Bob Marley Is Finally a Chart ‘Legend,’ But It’s Maroon 5′s Week

Marc Hogan

By Marc Hogan

Lead News Writer
on 09.10.14 in News

This week’s album chart may smell a bit like a college dorm. At long last, Bob Marley scored his highest U.S. album chart position ever, landing at No. 5 on the Billboard 200 with the perennial Legend compilation. The 1984 greatest-hits set sold 41,000 copies in the week that ended September 7, according to Nielsen SoundScan. That eye-popping 1,166-percent boost comes after the Google Play store slashed the price to 99 cents from about $8. To really put the jump in context, though, we’d have to know how that compares to the increase in Marley poster sales every year around back-to-school time.

The chart-toppers this week long ago found greener pastures than the campus quad, but all their albums through 2012′s Overexposed were issued in part through the indie Octone, and their debut had the same producer as O.A.R. and Train. That’s right: Maroon 5‘s fifth album, V, bowed at No. 1 with 164K sold. Given the album title (and the band name — plus, did I mention it’s the L.A. band’s fifth album?), they probably should’ve swapped places with reggae legend Marley. And maybe in a year when people actually bought albums, they could’ve: Overexposed sold more copies in its first week (222K) only to debut at No. 2.

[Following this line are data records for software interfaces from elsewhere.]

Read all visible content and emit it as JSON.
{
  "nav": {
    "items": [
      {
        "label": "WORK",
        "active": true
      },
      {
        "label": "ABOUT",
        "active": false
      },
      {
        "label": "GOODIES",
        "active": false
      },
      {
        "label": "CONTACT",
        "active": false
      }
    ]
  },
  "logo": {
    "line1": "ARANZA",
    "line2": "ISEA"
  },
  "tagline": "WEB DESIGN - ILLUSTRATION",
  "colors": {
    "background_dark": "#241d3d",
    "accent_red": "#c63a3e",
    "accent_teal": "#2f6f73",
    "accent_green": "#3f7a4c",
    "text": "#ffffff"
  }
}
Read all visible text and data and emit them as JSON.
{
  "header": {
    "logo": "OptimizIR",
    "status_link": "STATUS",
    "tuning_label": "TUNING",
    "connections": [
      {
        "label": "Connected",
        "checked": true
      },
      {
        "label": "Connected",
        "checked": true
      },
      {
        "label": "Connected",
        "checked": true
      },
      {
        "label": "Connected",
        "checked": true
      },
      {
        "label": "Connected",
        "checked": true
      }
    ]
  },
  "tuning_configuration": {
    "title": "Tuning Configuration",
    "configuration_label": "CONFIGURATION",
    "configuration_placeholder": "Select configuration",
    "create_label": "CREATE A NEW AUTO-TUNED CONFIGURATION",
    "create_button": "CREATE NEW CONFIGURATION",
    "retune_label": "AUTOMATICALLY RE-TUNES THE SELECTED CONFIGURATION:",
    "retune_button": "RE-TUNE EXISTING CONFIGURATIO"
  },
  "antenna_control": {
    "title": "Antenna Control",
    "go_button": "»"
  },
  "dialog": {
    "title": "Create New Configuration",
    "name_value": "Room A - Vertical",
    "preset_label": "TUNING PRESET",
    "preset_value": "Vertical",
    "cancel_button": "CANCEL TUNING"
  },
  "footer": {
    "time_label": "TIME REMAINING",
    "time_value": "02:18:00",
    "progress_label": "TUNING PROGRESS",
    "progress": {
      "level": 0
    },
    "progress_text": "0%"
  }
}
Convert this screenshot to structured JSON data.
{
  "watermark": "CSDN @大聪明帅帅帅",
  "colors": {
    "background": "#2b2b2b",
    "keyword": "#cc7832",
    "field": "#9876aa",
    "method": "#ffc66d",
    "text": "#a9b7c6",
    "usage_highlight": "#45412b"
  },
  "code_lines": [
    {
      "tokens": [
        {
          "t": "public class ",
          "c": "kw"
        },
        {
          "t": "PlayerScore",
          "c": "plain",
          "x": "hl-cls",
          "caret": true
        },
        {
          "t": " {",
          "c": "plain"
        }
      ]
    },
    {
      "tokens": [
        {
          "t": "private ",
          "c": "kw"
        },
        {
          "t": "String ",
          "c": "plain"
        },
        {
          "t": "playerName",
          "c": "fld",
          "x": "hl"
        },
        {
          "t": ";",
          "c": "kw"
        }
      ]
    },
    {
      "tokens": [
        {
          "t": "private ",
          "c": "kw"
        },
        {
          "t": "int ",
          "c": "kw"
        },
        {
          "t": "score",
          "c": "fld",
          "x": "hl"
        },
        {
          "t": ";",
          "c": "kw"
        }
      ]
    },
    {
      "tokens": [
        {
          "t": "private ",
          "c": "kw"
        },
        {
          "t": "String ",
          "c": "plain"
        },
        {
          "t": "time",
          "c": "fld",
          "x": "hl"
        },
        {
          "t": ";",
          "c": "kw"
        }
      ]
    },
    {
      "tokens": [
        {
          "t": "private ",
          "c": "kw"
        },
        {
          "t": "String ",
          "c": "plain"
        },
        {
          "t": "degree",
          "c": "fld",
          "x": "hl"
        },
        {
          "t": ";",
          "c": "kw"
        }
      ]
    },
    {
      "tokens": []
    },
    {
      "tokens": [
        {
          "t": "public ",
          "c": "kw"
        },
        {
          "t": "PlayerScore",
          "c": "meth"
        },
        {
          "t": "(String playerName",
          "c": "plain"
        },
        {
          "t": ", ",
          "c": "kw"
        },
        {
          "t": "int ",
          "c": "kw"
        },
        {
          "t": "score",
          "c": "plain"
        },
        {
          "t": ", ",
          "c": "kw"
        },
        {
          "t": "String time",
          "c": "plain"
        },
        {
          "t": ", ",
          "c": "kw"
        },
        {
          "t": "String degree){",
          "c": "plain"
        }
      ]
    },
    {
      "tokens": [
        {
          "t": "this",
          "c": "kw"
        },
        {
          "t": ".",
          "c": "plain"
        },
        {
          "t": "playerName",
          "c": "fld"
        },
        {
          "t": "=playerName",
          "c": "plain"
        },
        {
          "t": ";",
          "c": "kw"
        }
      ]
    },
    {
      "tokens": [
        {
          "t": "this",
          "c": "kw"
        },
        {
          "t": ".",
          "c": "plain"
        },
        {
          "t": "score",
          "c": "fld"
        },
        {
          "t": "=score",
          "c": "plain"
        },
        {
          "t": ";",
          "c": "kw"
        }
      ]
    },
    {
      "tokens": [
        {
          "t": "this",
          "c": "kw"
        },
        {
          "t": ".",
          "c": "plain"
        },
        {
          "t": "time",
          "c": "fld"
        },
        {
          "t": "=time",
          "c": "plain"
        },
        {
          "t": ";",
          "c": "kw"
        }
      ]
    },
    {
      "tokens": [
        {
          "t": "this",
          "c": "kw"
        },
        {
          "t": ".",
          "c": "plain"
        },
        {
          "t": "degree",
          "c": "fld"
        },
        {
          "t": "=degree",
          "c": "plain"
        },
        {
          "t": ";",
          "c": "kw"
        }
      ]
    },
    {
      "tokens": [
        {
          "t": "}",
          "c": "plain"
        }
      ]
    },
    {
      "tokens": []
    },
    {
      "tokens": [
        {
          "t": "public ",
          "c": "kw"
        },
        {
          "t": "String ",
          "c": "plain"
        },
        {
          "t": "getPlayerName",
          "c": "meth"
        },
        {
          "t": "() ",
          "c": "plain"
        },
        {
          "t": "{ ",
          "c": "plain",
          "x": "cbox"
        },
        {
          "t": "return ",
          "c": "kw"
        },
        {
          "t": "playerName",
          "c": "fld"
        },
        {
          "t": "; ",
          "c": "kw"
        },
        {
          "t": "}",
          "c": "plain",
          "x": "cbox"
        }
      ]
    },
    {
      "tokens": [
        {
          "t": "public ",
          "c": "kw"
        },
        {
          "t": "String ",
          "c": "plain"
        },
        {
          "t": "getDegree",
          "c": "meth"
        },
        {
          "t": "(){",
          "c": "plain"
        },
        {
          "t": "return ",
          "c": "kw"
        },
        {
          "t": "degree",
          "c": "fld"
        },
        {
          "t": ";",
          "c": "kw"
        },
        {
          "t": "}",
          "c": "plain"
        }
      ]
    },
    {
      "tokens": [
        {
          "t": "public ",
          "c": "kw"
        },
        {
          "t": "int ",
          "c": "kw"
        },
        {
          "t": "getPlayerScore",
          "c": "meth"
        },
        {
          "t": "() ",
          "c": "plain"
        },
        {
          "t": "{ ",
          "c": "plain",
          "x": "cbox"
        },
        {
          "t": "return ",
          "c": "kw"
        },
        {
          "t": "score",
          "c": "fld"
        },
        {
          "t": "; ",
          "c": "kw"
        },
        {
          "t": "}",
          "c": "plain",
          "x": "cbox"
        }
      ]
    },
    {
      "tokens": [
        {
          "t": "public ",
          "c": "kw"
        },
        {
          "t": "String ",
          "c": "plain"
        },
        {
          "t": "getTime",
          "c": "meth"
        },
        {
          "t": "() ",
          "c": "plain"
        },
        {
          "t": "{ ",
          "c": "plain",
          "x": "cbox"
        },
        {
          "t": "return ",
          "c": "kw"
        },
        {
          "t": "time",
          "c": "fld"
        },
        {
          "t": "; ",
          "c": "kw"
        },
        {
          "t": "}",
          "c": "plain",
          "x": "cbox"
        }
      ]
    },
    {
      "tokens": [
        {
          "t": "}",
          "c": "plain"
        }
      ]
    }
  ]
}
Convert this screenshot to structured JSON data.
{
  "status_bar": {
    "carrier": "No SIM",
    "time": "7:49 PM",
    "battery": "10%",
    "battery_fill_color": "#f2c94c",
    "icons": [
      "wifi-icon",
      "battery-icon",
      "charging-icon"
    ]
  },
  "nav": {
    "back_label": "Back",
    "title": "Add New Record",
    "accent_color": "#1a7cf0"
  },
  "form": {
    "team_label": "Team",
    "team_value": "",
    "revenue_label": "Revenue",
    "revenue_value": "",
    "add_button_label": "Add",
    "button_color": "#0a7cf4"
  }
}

The rest of the top 10 is also full of familiar faces. The rapper formerly known as Young Jeezy, recently seen shouting out the late Joan Rivers on The Tonight Show Starring Jimmy Fallon, hit No. 2 with new album Seen It All: The Autobiography (121K). Guarding the No. 3 spot was the Guardians of the Galaxy soundtrack (53K), followed by the prior week’s chart-topper, Ariana Grande‘s My Everything (No. 4, 42K). Then there’s the late Marley, who cracked the Top 10 once before with 1976′s Rastaman Vibration and had gotten as high as No. 18 a couple of years with Legend.

Have you ever seen Adam Levine and Adam Duritz in the same place? Just asking. Counting Crows‘ Somewhere Under Wonderland — which they for some reason didn’t title Wonderland and Everywhere Under — comes next, in its first week on the charts (No. 6, 32K).

The rest of the top 10 was all on here last week, in a slightly different order: the Frozen soundtrack (No. 7, 30K), Sam Smith‘s In the Lonely Hour (No. 8, nearly 30K), the Now 51 compilation (No. 9, 28K) and Wiz Khalifa‘s Blacc Hollywood (No. 10, 20K). There are now so few unused Frozen puns that Disney is reuniting the characters for a new animated short.

From across the Atlantic comes yet another reason for Pharrell to be “Happy.” His hit song has now been downloaded in Britain more than any other song, according to The Hollywood Reporter, which cites The Official Charts Company.

In a way, the man in the sadly-not-yellow hat is only beating himself: The previous holder of that title was Robin Thicke‘s Pharrell-produced “Blurred Lines,” and Daft Punk‘s Pharrell team-up, “Get Lucky,” stands at No. 6 on the list of the U.K. most downloaded tracks.

Still time, then, for audiences to recognize the pop mastery of Pharrell’s recent track for Usher and Nicki Minaj, “She Came to Give It to You.”